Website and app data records
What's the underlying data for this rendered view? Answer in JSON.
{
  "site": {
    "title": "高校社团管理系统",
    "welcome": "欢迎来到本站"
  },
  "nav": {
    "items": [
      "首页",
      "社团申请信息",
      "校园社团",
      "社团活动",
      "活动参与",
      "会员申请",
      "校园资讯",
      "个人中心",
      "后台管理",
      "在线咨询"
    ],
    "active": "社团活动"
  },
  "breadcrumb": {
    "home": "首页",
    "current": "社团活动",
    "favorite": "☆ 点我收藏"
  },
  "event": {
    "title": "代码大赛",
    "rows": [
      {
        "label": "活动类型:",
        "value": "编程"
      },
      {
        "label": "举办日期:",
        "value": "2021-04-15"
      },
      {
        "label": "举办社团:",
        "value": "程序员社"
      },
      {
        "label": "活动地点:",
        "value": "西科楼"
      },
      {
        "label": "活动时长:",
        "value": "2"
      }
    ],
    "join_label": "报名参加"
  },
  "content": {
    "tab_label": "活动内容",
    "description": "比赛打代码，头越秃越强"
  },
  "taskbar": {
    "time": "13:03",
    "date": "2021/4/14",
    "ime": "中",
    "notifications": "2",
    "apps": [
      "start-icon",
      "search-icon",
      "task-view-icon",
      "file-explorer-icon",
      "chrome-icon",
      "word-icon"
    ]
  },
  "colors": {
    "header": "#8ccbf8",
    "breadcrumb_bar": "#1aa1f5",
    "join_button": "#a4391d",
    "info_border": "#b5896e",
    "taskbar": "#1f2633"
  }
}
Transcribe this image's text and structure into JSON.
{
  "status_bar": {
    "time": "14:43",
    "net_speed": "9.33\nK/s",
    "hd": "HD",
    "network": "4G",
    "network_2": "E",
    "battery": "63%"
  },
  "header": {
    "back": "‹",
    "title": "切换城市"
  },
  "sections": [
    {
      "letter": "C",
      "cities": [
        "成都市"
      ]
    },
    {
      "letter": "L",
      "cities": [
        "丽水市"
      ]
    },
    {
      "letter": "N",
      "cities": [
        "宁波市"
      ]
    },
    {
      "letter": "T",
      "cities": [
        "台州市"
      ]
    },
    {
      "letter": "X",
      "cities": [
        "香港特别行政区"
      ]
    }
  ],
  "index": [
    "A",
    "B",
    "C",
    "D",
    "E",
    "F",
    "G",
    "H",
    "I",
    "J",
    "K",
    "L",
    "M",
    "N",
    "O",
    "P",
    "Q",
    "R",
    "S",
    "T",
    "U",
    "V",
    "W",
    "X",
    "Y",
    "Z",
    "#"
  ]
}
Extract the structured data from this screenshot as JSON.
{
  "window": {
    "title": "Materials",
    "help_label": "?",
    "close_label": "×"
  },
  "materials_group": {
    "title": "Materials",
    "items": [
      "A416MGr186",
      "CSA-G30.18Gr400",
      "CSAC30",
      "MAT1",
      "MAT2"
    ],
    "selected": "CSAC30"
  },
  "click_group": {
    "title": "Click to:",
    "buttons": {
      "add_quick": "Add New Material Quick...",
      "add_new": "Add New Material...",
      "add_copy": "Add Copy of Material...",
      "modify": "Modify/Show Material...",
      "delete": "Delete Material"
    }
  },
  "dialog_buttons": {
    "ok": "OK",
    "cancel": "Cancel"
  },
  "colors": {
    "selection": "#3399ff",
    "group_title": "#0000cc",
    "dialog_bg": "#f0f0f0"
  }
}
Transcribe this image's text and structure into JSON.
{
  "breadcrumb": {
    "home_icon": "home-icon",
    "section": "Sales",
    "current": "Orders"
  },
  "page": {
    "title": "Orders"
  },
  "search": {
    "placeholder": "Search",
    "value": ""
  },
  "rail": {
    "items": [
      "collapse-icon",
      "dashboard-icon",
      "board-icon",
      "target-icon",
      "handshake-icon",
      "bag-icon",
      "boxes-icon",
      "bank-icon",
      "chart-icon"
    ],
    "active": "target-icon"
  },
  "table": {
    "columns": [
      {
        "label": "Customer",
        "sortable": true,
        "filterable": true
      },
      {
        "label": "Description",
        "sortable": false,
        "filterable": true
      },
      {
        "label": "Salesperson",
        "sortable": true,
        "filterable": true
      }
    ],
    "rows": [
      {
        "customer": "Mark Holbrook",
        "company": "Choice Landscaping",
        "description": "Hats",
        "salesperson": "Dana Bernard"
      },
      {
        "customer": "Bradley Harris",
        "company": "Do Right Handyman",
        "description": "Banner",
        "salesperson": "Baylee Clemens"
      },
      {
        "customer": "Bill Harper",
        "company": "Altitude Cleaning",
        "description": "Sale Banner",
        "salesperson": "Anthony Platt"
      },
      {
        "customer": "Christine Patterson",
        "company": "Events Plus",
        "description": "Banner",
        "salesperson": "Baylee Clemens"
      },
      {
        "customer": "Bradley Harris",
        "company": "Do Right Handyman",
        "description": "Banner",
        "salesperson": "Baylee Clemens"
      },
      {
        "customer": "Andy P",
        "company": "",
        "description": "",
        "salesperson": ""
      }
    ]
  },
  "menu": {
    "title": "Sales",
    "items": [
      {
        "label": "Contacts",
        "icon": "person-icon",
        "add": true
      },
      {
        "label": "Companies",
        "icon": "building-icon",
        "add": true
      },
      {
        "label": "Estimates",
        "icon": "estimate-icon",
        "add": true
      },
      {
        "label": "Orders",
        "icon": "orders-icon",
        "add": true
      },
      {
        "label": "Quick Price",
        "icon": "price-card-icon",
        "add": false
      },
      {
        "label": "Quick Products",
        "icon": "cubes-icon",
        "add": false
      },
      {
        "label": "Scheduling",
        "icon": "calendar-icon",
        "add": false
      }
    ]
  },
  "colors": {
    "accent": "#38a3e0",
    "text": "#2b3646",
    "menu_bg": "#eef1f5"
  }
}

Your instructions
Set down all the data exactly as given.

Exercise response
What's the underlying data for this rendered view? Answer in JSON.
{
  "site": {
    "title": "高校社团管理系统",
    "welcome": "欢迎来到本站"
  },
  "nav": {
    "items": [
      "首页",
      "社团申请信息",
      "校园社团",
      "社团活动",
      "活动参与",
      "会员申请",
      "校园资讯",
      "个人中心",
      "后台管理",
      "在线咨询"
    ],
    "active": "社团活动"
  },
  "breadcrumb": {
    "home": "首页",
    "current": "社团活动",
    "favorite": "☆ 点我收藏"
  },
  "event": {
    "title": "代码大赛",
    "rows": [
      {
        "label": "活动类型:",
        "value": "编程"
      },
      {
        "label": "举办日期:",
        "value": "2021-04-15"
      },
      {
        "label": "举办社团:",
        "value": "程序员社"
      },
      {
        "label": "活动地点:",
        "value": "西科楼"
      },
      {
        "label": "活动时长:",
        "value": "2"
      }
    ],
    "join_label": "报名参加"
  },
  "content": {
    "tab_label": "活动内容",
    "description": "比赛打代码，头越秃越强"
  },
  "taskbar": {
    "time": "13:03",
    "date": "2021/4/14",
    "ime": "中",
    "notifications": "2",
    "apps": [
      "start-icon",
      "search-icon",
      "task-view-icon",
      "file-explorer-icon",
      "chrome-icon",
      "word-icon"
    ]
  },
  "colors": {
    "header": "#8ccbf8",
    "breadcrumb_bar": "#1aa1f5",
    "join_button": "#a4391d",
    "info_border": "#b5896e",
    "taskbar": "#1f2633"
  }
}
Transcribe this image's text and structure into JSON.
{
  "status_bar": {
    "time": "14:43",
    "net_speed": "9.33\nK/s",
    "hd": "HD",
    "network": "4G",
    "network_2": "E",
    "battery": "63%"
  },
  "header": {
    "back": "‹",
    "title": "切换城市"
  },
  "sections": [
    {
      "letter": "C",
      "cities": [
        "成都市"
      ]
    },
    {
      "letter": "L",
      "cities": [
        "丽水市"
      ]
    },
    {
      "letter": "N",
      "cities": [
        "宁波市"
      ]
    },
    {
      "letter": "T",
      "cities": [
        "台州市"
      ]
    },
    {
      "letter": "X",
      "cities": [
        "香港特别行政区"
      ]
    }
  ],
  "index": [
    "A",
    "B",
    "C",
    "D",
    "E",
    "F",
    "G",
    "H",
    "I",
    "J",
    "K",
    "L",
    "M",
    "N",
    "O",
    "P",
    "Q",
    "R",
    "S",
    "T",
    "U",
    "V",
    "W",
    "X",
    "Y",
    "Z",
    "#"
  ]
}
Extract the structured data from this screenshot as JSON.
{
  "window": {
    "title": "Materials",
    "help_label": "?",
    "close_label": "×"
  },
  "materials_group": {
    "title": "Materials",
    "items": [
      "A416MGr186",
      "CSA-G30.18Gr400",
      "CSAC30",
      "MAT1",
      "MAT2"
    ],
    "selected": "CSAC30"
  },
  "click_group": {
    "title": "Click to:",
    "buttons": {
      "add_quick": "Add New Material Quick...",
      "add_new": "Add New Material...",
      "add_copy": "Add Copy of Material...",
      "modify": "Modify/Show Material...",
      "delete": "Delete Material"
    }
  },
  "dialog_buttons": {
    "ok": "OK",
    "cancel": "Cancel"
  },
  "colors": {
    "selection": "#3399ff",
    "group_title": "#0000cc",
    "dialog_bg": "#f0f0f0"
  }
}
Transcribe this image's text and structure into JSON.
{
  "breadcrumb": {
    "home_icon": "home-icon",
    "section": "Sales",
    "current": "Orders"
  },
  "page": {
    "title": "Orders"
  },
  "search": {
    "placeholder": "Search",
    "value": ""
  },
  "rail": {
    "items": [
      "collapse-icon",
      "dashboard-icon",
      "board-icon",
      "target-icon",
      "handshake-icon",
      "bag-icon",
      "boxes-icon",
      "bank-icon",
      "chart-icon"
    ],
    "active": "target-icon"
  },
  "table": {
    "columns": [
      {
        "label": "Customer",
        "sortable": true,
        "filterable": true
      },
      {
        "label": "Description",
        "sortable": false,
        "filterable": true
      },
      {
        "label": "Salesperson",
        "sortable": true,
        "filterable": true
      }
    ],
    "rows": [
      {
        "customer": "Mark Holbrook",
        "company": "Choice Landscaping",
        "description": "Hats",
        "salesperson": "Dana Bernard"
      },
      {
        "customer": "Bradley Harris",
        "company": "Do Right Handyman",
        "description": "Banner",
        "salesperson": "Baylee Clemens"
      },
      {
        "customer": "Bill Harper",
        "company": "Altitude Cleaning",
        "description": "Sale Banner",
        "salesperson": "Anthony Platt"
      },
      {
        "customer": "Christine Patterson",
        "company": "Events Plus",
        "description": "Banner",
        "salesperson": "Baylee Clemens"
      },
      {
        "customer": "Bradley Harris",
        "company": "Do Right Handyman",
        "description": "Banner",
        "salesperson": "Baylee Clemens"
      },
      {
        "customer": "Andy P",
        "company": "",
        "description": "",
        "salesperson": ""
      }
    ]
  },
  "menu": {
    "title": "Sales",
    "items": [
      {
        "label": "Contacts",
        "icon": "person-icon",
        "add": true
      },
      {
        "label": "Companies",
        "icon": "building-icon",
        "add": true
      },
      {
        "label": "Estimates",
        "icon": "estimate-icon",
        "add": true
      },
      {
        "label": "Orders",
        "icon": "orders-icon",
        "add": true
      },
      {
        "label": "Quick Price",
        "icon": "price-card-icon",
        "add": false
      },
      {
        "label": "Quick Products",
        "icon": "cubes-icon",
        "add": false
      },
      {
        "label": "Scheduling",
        "icon": "calendar-icon",
        "add": false
      }
    ]
  },
  "colors": {
    "accent": "#38a3e0",
    "text": "#2b3646",
    "menu_bg": "#eef1f5"
  }
}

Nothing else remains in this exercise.